US Premieres of van der Aa’s Sunken Garden and Violin Concerto in March
March 8 kicks off a busy month for Michel van der Aa, who has two major works receiving US premieres: his 2014 Violin Concerto for Janine Jansen, being performed with the Philadelphia Orchestra in Philadelphia and later at Carnegie Hall in New York; and his film-opera Sunken Garden, presented by the Dallas Opera.
Michel van der Aa’s 2017–2018 season (which kicked off with the hugely successful US premiere of Blank Out at the Park Avenue Armory) ramps up in March with US premieres of two major works. His Violin Concerto premieres on March 8 with Janine Jansen and The Philadelphia Orchestra, led by Yannick Nézet-Séguin, who also bring the work to Carnegie Hall on March 13 for its New York premiere. On March 9–17, the Dallas Opera presents the first US production of van der Aa’s occult-mystery film-opera Sunken Garden.

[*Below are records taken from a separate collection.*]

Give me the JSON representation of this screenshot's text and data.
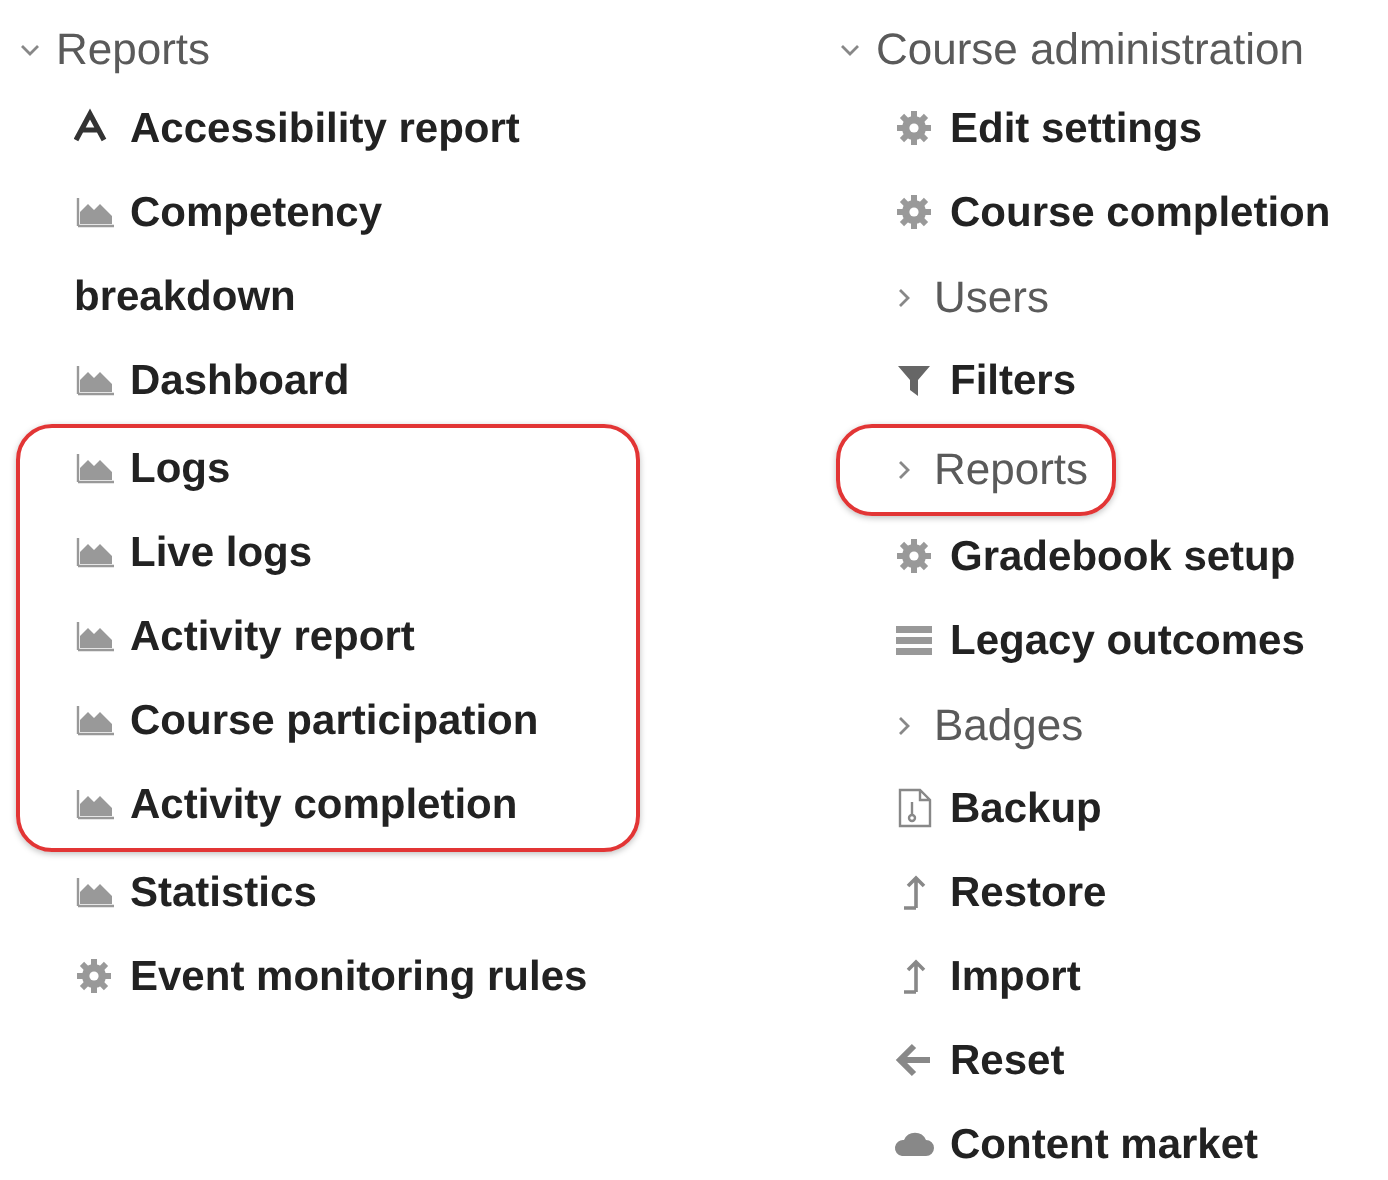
{
  "columns": [
    {
      "header": {
        "label": "Reports",
        "expanded": true
      },
      "groups": [
        {
          "highlighted": false,
          "items": [
            {
              "kind": "accessibility",
              "label": "Accessibility report"
            },
            {
              "kind": "chart",
              "label": "Competency breakdown"
            },
            {
              "kind": "chart",
              "label": "Dashboard"
            }
          ]
        },
        {
          "highlighted": true,
          "items": [
            {
              "kind": "chart",
              "label": "Logs"
            },
            {
              "kind": "chart",
              "label": "Live logs"
            },
            {
              "kind": "chart",
              "label": "Activity report"
            },
            {
              "kind": "chart",
              "label": "Course participation"
            },
            {
              "kind": "chart",
              "label": "Activity completion"
            }
          ]
        },
        {
          "highlighted": false,
          "items": [
            {
              "kind": "chart",
              "label": "Statistics"
            },
            {
              "kind": "gear",
              "label": "Event monitoring rules"
            }
          ]
        }
      ]
    },
    {
      "header": {
        "label": "Course administration",
        "expanded": true
      },
      "groups": [
        {
          "highlighted": false,
          "items": [
            {
              "kind": "gear",
              "label": "Edit settings"
            },
            {
              "kind": "gear",
              "label": "Course completion"
            },
            {
              "kind": "branch",
              "label": "Users",
              "expanded": false
            },
            {
              "kind": "filter",
              "label": "Filters"
            }
          ]
        },
        {
          "highlighted": true,
          "items": [
            {
              "kind": "branch",
              "label": "Reports",
              "expanded": false
            }
          ]
        },
        {
          "highlighted": false,
          "items": [
            {
              "kind": "gear",
              "label": "Gradebook setup"
            },
            {
              "kind": "list",
              "label": "Legacy outcomes"
            },
            {
              "kind": "branch",
              "label": "Badges",
              "expanded": false
            },
            {
              "kind": "file",
              "label": "Backup"
            },
            {
              "kind": "upload",
              "label": "Restore"
            },
            {
              "kind": "upload",
              "label": "Import"
            },
            {
              "kind": "arrow",
              "label": "Reset"
            },
            {
              "kind": "cloud",
              "label": "Content market"
            }
          ]
        }
      ]
    }
  ]
}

Van der Aa’s Violin Concerto—championed by Jansen in cities around the world since its 2014 world premiere in Amsterdam with the Royal Concertgebouw Orchestra—was described by De Trouw as "a musical duel between the soloist and the orchestra with challenging music for both partners. The skill of van der Aa’s writing and his musical approach is, in a word, ‘sensational,’ with an immediately recognizable personal style." In a Playbill interview, Jansen described the Violin Concerto as "a very powerful and rhythmic piece" with "wonderfully lyrical moments."
The US premiere of van der Aa’s critically acclaimed film opera Sunken Garden at The Dallas Opera will feature singers Roderick Williams, Katherine Manley, and Miah Persson. Written with a libretto by British novelist David Mitchell (author of Cloud Atlas), Sunken Garden dives into a surreal world of crime and mystery that straddles two alternate realities. The opera features van der Aa’s signature combination of live action and video projections using 3D imagery.
Sunken Garden had its world premiere in April 2013 at the English National Opera. Opera Today proclaimed: "Sunken Garden is altogether more ambitious, and successfully achieves van der Aa’s dreams of linking different art forms to create a Gesamtkunstwerk for the age of technology." The New York Times called it "a fantastical tale to set the ears and eyes popping" and "a bold, rewarding venture that demands consideration." The Wall Street Journal wrote: "Sunken Garden ingeniously layers various media to create an alluring new form…Film and music align seamlessly; neither would make sense without the other."